▶ _Excerpted records_
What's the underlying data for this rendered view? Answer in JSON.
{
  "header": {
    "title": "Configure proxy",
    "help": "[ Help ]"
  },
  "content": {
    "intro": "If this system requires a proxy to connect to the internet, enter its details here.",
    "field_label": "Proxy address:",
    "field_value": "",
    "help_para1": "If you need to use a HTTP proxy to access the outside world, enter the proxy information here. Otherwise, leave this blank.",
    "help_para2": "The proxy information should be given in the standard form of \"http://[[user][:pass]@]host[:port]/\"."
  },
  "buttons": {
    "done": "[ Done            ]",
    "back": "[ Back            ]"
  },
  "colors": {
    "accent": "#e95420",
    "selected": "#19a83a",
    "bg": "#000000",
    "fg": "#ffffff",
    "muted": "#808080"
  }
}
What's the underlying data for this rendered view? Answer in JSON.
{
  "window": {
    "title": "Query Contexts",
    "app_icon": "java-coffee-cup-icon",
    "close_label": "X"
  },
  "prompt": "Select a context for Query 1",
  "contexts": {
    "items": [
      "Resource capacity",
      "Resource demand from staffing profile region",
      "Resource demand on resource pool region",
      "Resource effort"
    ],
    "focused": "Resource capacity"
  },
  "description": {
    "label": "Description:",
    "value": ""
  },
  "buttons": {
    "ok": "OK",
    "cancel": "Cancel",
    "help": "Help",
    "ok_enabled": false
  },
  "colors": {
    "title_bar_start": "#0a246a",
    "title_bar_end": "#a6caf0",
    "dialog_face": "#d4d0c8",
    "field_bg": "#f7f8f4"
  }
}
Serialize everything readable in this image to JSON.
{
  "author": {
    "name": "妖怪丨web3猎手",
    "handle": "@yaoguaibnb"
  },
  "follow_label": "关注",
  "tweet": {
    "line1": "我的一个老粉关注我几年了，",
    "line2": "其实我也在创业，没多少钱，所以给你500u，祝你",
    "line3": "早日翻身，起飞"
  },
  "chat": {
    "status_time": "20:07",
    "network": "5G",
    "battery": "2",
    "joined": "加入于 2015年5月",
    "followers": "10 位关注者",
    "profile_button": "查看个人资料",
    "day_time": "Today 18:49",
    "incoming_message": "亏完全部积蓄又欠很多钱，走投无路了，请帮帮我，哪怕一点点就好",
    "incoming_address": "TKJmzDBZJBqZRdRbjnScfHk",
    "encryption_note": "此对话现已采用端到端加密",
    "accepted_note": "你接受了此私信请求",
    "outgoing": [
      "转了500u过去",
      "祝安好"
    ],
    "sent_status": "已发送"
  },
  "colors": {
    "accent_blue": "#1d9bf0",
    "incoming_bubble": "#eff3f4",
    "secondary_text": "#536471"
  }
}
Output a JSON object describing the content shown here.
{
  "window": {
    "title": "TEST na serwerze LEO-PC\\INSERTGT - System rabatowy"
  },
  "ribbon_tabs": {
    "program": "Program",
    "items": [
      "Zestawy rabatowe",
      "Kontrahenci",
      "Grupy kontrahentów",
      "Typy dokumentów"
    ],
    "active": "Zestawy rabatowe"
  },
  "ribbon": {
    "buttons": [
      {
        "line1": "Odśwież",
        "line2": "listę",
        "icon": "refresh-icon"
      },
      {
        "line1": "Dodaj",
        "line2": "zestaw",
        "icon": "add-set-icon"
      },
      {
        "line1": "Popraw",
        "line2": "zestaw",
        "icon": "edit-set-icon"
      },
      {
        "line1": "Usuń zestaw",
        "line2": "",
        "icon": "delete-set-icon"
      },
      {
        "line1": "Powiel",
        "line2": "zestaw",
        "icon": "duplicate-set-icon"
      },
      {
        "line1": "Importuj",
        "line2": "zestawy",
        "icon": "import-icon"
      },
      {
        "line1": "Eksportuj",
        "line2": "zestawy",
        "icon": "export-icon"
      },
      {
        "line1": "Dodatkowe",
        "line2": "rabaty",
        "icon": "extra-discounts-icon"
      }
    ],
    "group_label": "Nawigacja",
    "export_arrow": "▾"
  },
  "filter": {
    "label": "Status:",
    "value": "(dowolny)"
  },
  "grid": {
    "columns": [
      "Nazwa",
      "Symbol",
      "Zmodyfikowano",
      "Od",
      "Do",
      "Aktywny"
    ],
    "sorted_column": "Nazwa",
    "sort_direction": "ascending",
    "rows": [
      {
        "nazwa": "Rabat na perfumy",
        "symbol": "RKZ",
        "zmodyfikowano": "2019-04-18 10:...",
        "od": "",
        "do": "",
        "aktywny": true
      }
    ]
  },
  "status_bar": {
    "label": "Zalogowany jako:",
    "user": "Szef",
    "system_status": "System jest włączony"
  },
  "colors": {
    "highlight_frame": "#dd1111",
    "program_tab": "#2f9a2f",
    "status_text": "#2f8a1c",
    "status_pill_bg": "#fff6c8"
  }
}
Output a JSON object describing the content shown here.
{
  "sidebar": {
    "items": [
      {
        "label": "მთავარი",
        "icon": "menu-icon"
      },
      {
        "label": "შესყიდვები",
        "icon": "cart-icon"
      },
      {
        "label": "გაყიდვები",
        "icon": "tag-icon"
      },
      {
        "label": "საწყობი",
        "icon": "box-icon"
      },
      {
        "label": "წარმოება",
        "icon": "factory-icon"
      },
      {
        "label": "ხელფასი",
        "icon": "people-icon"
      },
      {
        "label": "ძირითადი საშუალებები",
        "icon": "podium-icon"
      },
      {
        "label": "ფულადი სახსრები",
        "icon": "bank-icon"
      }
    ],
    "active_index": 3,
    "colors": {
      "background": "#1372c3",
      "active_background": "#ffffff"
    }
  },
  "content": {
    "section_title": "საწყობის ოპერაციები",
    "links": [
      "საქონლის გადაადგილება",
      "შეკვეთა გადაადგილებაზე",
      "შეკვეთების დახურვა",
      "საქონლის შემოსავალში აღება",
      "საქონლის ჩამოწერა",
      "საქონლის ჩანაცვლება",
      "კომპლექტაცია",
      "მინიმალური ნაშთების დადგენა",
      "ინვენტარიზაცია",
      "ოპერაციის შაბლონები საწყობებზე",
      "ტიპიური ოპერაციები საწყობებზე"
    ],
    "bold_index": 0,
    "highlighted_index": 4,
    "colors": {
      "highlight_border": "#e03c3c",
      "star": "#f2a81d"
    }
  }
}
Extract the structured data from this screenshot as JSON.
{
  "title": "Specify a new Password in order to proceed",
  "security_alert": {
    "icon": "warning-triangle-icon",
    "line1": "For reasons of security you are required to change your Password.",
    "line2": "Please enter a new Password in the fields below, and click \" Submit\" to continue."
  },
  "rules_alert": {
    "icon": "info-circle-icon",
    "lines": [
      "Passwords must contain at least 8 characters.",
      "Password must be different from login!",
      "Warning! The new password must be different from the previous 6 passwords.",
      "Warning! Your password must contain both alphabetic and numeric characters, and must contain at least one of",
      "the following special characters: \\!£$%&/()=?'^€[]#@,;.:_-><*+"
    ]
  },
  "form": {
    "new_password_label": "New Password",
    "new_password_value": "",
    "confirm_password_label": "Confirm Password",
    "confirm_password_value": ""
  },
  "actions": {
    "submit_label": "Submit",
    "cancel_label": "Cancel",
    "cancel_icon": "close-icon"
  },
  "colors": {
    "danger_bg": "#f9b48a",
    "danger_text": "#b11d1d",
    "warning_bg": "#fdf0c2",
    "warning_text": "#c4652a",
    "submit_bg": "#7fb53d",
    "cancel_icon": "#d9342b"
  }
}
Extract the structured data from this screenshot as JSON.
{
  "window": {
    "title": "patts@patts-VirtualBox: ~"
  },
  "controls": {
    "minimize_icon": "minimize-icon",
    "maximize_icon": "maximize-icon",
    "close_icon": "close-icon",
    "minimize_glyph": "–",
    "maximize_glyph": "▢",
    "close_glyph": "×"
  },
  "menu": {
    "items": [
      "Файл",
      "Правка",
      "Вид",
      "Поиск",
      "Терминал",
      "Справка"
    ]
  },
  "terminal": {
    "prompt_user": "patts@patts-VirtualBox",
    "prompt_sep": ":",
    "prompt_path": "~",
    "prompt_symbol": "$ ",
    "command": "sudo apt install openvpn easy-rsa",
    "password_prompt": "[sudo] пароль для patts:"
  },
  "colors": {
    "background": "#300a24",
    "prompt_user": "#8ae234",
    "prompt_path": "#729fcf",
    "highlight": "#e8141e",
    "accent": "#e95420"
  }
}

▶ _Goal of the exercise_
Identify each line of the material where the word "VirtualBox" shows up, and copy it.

▶ _Solution to the exercise_
    "title": "patts@patts-VirtualBox: ~"
    "prompt_user": "patts@patts-VirtualBox",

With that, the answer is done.